=== Given data ===
►

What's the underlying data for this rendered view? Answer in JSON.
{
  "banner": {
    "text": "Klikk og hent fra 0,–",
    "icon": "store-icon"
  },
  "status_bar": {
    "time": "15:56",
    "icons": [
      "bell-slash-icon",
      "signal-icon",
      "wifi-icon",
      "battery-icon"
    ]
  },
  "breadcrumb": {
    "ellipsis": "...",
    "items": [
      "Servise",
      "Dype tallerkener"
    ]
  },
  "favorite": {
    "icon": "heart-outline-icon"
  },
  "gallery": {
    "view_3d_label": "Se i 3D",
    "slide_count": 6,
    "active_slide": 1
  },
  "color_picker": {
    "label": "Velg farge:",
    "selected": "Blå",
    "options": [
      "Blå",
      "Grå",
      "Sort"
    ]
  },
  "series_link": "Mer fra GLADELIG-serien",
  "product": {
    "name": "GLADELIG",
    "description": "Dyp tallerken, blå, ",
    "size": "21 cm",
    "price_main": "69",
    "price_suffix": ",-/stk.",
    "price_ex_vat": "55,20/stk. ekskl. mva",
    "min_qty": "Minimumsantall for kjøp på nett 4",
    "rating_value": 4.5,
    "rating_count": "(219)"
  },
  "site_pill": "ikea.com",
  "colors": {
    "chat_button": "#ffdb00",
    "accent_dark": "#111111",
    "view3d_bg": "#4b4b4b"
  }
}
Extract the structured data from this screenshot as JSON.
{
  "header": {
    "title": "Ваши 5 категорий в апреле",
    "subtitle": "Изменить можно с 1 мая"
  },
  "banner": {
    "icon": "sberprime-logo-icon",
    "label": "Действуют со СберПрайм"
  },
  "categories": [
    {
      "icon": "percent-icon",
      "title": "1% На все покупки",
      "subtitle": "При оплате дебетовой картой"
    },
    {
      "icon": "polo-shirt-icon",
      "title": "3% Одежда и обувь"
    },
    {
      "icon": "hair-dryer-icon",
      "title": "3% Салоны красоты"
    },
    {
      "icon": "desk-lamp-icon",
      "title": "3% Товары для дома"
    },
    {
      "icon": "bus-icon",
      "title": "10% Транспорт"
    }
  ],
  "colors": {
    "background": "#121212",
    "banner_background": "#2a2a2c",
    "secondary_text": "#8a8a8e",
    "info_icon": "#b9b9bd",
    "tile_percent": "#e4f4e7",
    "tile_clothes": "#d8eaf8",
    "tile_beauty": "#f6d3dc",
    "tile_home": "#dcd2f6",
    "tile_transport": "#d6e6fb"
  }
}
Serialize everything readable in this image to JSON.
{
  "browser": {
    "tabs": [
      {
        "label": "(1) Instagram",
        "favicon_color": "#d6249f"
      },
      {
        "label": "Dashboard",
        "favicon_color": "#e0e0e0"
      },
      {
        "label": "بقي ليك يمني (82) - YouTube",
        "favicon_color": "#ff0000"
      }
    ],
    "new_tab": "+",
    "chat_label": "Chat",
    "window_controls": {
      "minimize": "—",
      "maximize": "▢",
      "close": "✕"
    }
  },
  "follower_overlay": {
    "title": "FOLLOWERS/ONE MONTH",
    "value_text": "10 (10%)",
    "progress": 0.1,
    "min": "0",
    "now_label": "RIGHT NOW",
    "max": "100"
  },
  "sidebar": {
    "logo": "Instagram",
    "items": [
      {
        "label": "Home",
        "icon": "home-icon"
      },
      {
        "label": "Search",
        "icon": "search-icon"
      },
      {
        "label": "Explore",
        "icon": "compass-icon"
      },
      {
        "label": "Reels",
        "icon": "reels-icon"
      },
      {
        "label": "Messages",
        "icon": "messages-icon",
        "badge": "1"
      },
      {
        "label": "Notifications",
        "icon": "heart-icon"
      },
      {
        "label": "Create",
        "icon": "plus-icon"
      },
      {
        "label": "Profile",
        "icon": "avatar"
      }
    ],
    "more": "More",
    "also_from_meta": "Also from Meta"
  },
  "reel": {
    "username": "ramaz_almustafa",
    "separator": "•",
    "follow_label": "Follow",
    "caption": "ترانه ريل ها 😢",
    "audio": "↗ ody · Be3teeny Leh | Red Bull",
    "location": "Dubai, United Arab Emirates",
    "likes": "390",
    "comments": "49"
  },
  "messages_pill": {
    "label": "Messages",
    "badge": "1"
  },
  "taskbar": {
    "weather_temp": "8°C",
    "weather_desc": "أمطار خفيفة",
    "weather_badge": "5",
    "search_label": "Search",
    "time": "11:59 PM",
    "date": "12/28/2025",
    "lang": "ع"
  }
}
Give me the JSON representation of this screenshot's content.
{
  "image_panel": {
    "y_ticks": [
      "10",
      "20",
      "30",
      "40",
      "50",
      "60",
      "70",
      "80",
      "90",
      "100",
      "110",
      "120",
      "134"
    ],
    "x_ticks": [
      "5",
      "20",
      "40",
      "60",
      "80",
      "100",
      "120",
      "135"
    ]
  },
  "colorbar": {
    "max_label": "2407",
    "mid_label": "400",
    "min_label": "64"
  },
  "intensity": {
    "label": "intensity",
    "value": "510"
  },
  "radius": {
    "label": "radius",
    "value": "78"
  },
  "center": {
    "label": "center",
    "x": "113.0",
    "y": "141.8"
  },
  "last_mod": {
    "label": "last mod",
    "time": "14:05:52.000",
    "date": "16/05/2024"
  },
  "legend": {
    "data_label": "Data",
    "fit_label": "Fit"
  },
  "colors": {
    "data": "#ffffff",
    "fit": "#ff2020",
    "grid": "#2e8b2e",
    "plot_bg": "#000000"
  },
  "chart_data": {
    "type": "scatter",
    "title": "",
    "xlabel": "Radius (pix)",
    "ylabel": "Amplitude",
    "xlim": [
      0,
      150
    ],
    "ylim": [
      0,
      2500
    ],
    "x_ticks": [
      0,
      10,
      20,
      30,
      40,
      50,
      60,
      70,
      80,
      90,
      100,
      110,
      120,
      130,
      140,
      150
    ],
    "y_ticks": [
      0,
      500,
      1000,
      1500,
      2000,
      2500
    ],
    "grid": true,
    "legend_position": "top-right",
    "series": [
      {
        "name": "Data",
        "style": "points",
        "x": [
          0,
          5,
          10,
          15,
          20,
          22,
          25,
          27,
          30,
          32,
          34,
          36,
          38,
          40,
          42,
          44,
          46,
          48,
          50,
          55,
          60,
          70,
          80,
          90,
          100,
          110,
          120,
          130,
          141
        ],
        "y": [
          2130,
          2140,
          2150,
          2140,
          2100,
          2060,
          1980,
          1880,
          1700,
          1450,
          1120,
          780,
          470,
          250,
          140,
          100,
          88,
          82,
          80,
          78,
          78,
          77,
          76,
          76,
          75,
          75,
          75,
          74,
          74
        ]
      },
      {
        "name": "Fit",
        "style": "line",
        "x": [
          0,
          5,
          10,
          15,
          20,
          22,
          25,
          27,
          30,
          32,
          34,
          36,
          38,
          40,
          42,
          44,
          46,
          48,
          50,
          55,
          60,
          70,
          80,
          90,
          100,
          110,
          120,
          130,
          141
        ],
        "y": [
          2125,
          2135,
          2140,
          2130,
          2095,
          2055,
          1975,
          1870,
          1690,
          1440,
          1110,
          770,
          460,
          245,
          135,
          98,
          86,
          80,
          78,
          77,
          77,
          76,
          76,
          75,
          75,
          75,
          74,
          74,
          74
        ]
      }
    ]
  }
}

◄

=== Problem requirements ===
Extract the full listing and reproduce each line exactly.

=== Answer to this exercise ===
What's the underlying data for this rendered view? Answer in JSON.
{
  "banner": {
    "text": "Klikk og hent fra 0,–",
    "icon": "store-icon"
  },
  "status_bar": {
    "time": "15:56",
    "icons": [
      "bell-slash-icon",
      "signal-icon",
      "wifi-icon",
      "battery-icon"
    ]
  },
  "breadcrumb": {
    "ellipsis": "...",
    "items": [
      "Servise",
      "Dype tallerkener"
    ]
  },
  "favorite": {
    "icon": "heart-outline-icon"
  },
  "gallery": {
    "view_3d_label": "Se i 3D",
    "slide_count": 6,
    "active_slide": 1
  },
  "color_picker": {
    "label": "Velg farge:",
    "selected": "Blå",
    "options": [
      "Blå",
      "Grå",
      "Sort"
    ]
  },
  "series_link": "Mer fra GLADELIG-serien",
  "product": {
    "name": "GLADELIG",
    "description": "Dyp tallerken, blå, ",
    "size": "21 cm",
    "price_main": "69",
    "price_suffix": ",-/stk.",
    "price_ex_vat": "55,20/stk. ekskl. mva",
    "min_qty": "Minimumsantall for kjøp på nett 4",
    "rating_value": 4.5,
    "rating_count": "(219)"
  },
  "site_pill": "ikea.com",
  "colors": {
    "chat_button": "#ffdb00",
    "accent_dark": "#111111",
    "view3d_bg": "#4b4b4b"
  }
}
Extract the structured data from this screenshot as JSON.
{
  "header": {
    "title": "Ваши 5 категорий в апреле",
    "subtitle": "Изменить можно с 1 мая"
  },
  "banner": {
    "icon": "sberprime-logo-icon",
    "label": "Действуют со СберПрайм"
  },
  "categories": [
    {
      "icon": "percent-icon",
      "title": "1% На все покупки",
      "subtitle": "При оплате дебетовой картой"
    },
    {
      "icon": "polo-shirt-icon",
      "title": "3% Одежда и обувь"
    },
    {
      "icon": "hair-dryer-icon",
      "title": "3% Салоны красоты"
    },
    {
      "icon": "desk-lamp-icon",
      "title": "3% Товары для дома"
    },
    {
      "icon": "bus-icon",
      "title": "10% Транспорт"
    }
  ],
  "colors": {
    "background": "#121212",
    "banner_background": "#2a2a2c",
    "secondary_text": "#8a8a8e",
    "info_icon": "#b9b9bd",
    "tile_percent": "#e4f4e7",
    "tile_clothes": "#d8eaf8",
    "tile_beauty": "#f6d3dc",
    "tile_home": "#dcd2f6",
    "tile_transport": "#d6e6fb"
  }
}
Serialize everything readable in this image to JSON.
{
  "browser": {
    "tabs": [
      {
        "label": "(1) Instagram",
        "favicon_color": "#d6249f"
      },
      {
        "label": "Dashboard",
        "favicon_color": "#e0e0e0"
      },
      {
        "label": "بقي ليك يمني (82) - YouTube",
        "favicon_color": "#ff0000"
      }
    ],
    "new_tab": "+",
    "chat_label": "Chat",
    "window_controls": {
      "minimize": "—",
      "maximize": "▢",
      "close": "✕"
    }
  },
  "follower_overlay": {
    "title": "FOLLOWERS/ONE MONTH",
    "value_text": "10 (10%)",
    "progress": 0.1,
    "min": "0",
    "now_label": "RIGHT NOW",
    "max": "100"
  },
  "sidebar": {
    "logo": "Instagram",
    "items": [
      {
        "label": "Home",
        "icon": "home-icon"
      },
      {
        "label": "Search",
        "icon": "search-icon"
      },
      {
        "label": "Explore",
        "icon": "compass-icon"
      },
      {
        "label": "Reels",
        "icon": "reels-icon"
      },
      {
        "label": "Messages",
        "icon": "messages-icon",
        "badge": "1"
      },
      {
        "label": "Notifications",
        "icon": "heart-icon"
      },
      {
        "label": "Create",
        "icon": "plus-icon"
      },
      {
        "label": "Profile",
        "icon": "avatar"
      }
    ],
    "more": "More",
    "also_from_meta": "Also from Meta"
  },
  "reel": {
    "username": "ramaz_almustafa",
    "separator": "•",
    "follow_label": "Follow",
    "caption": "ترانه ريل ها 😢",
    "audio": "↗ ody · Be3teeny Leh | Red Bull",
    "location": "Dubai, United Arab Emirates",
    "likes": "390",
    "comments": "49"
  },
  "messages_pill": {
    "label": "Messages",
    "badge": "1"
  },
  "taskbar": {
    "weather_temp": "8°C",
    "weather_desc": "أمطار خفيفة",
    "weather_badge": "5",
    "search_label": "Search",
    "time": "11:59 PM",
    "date": "12/28/2025",
    "lang": "ع"
  }
}
Give me the JSON representation of this screenshot's content.
{
  "image_panel": {
    "y_ticks": [
      "10",
      "20",
      "30",
      "40",
      "50",
      "60",
      "70",
      "80",
      "90",
      "100",
      "110",
      "120",
      "134"
    ],
    "x_ticks": [
      "5",
      "20",
      "40",
      "60",
      "80",
      "100",
      "120",
      "135"
    ]
  },
  "colorbar": {
    "max_label": "2407",
    "mid_label": "400",
    "min_label": "64"
  },
  "intensity": {
    "label": "intensity",
    "value": "510"
  },
  "radius": {
    "label": "radius",
    "value": "78"
  },
  "center": {
    "label": "center",
    "x": "113.0",
    "y": "141.8"
  },
  "last_mod": {
    "label": "last mod",
    "time": "14:05:52.000",
    "date": "16/05/2024"
  },
  "legend": {
    "data_label": "Data",
    "fit_label": "Fit"
  },
  "colors": {
    "data": "#ffffff",
    "fit": "#ff2020",
    "grid": "#2e8b2e",
    "plot_bg": "#000000"
  },
  "chart_data": {
    "type": "scatter",
    "title": "",
    "xlabel": "Radius (pix)",
    "ylabel": "Amplitude",
    "xlim": [
      0,
      150
    ],
    "ylim": [
      0,
      2500
    ],
    "x_ticks": [
      0,
      10,
      20,
      30,
      40,
      50,
      60,
      70,
      80,
      90,
      100,
      110,
      120,
      130,
      140,
      150
    ],
    "y_ticks": [
      0,
      500,
      1000,
      1500,
      2000,
      2500
    ],
    "grid": true,
    "legend_position": "top-right",
    "series": [
      {
        "name": "Data",
        "style": "points",
        "x": [
          0,
          5,
          10,
          15,
          20,
          22,
          25,
          27,
          30,
          32,
          34,
          36,
          38,
          40,
          42,
          44,
          46,
          48,
          50,
          55,
          60,
          70,
          80,
          90,
          100,
          110,
          120,
          130,
          141
        ],
        "y": [
          2130,
          2140,
          2150,
          2140,
          2100,
          2060,
          1980,
          1880,
          1700,
          1450,
          1120,
          780,
          470,
          250,
          140,
          100,
          88,
          82,
          80,
          78,
          78,
          77,
          76,
          76,
          75,
          75,
          75,
          74,
          74
        ]
      },
      {
        "name": "Fit",
        "style": "line",
        "x": [
          0,
          5,
          10,
          15,
          20,
          22,
          25,
          27,
          30,
          32,
          34,
          36,
          38,
          40,
          42,
          44,
          46,
          48,
          50,
          55,
          60,
          70,
          80,
          90,
          100,
          110,
          120,
          130,
          141
        ],
        "y": [
          2125,
          2135,
          2140,
          2130,
          2095,
          2055,
          1975,
          1870,
          1690,
          1440,
          1110,
          770,
          460,
          245,
          135,
          98,
          86,
          80,
          78,
          77,
          77,
          76,
          76,
          75,
          75,
          75,
          74,
          74,
          74
        ]
      }
    ]
  }
}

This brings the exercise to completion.